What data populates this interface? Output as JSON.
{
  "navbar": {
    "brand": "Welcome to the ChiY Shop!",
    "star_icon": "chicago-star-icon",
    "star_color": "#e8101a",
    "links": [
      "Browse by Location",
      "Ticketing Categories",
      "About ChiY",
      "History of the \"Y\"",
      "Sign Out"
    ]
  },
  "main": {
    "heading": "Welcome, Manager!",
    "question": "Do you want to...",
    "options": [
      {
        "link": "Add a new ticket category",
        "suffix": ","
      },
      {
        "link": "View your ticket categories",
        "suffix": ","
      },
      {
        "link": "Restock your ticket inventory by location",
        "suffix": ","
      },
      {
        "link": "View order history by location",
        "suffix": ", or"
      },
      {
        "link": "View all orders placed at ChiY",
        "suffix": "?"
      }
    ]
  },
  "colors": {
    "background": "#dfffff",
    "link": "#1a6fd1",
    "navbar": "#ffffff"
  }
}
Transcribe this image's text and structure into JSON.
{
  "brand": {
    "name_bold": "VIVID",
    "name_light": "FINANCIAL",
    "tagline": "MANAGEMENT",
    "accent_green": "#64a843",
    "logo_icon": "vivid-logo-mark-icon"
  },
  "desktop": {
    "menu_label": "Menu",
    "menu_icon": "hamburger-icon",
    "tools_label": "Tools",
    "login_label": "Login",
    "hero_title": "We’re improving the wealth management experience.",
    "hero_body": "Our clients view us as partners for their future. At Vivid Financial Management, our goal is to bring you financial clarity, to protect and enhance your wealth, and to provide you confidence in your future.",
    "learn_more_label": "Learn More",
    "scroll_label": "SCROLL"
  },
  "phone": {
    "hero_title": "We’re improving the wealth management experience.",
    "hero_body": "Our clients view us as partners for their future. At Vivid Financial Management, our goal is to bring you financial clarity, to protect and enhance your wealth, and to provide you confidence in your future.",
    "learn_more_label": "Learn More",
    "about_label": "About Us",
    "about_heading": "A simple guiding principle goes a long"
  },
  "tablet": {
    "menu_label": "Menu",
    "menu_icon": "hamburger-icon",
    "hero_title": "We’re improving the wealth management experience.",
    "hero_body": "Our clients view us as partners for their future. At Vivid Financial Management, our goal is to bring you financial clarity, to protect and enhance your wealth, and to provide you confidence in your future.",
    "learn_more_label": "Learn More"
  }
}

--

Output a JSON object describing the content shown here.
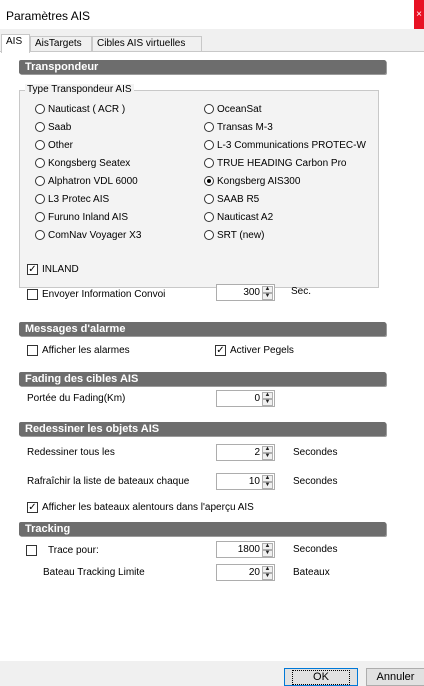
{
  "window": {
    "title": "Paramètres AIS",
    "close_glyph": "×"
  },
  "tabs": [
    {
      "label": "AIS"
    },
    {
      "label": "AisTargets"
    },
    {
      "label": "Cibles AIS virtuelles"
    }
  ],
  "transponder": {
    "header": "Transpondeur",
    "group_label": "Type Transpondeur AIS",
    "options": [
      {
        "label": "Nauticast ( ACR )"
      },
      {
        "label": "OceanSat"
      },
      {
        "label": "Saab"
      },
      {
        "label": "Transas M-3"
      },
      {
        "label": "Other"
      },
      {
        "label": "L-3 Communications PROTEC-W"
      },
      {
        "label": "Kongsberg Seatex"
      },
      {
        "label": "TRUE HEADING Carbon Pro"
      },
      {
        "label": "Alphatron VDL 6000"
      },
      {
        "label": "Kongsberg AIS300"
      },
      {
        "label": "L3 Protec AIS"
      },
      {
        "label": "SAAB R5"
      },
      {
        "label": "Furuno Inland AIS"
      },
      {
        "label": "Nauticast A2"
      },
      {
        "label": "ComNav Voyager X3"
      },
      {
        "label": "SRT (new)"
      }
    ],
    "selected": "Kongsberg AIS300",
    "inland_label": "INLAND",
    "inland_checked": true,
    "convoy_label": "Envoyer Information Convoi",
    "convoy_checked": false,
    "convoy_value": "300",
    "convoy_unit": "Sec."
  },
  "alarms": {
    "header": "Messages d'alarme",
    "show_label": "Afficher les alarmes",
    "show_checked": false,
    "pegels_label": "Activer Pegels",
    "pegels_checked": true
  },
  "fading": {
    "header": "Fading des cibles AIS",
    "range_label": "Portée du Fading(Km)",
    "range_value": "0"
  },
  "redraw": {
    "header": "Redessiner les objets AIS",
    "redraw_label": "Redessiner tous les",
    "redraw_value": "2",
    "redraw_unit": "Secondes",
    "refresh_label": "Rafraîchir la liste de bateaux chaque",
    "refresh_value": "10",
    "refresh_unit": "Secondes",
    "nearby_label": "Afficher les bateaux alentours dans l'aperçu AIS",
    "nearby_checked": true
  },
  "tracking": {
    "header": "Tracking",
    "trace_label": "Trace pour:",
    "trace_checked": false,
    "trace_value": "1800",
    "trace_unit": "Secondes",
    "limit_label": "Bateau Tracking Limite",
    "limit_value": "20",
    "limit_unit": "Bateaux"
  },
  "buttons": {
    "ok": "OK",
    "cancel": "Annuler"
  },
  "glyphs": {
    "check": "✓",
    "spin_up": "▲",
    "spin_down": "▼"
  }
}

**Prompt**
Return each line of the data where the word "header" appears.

**Final answer**
    "header": "Transpondeur",
    "header": "Messages d'alarme",
    "header": "Fading des cibles AIS",
    "header": "Redessiner les objets AIS",
    "header": "Tracking",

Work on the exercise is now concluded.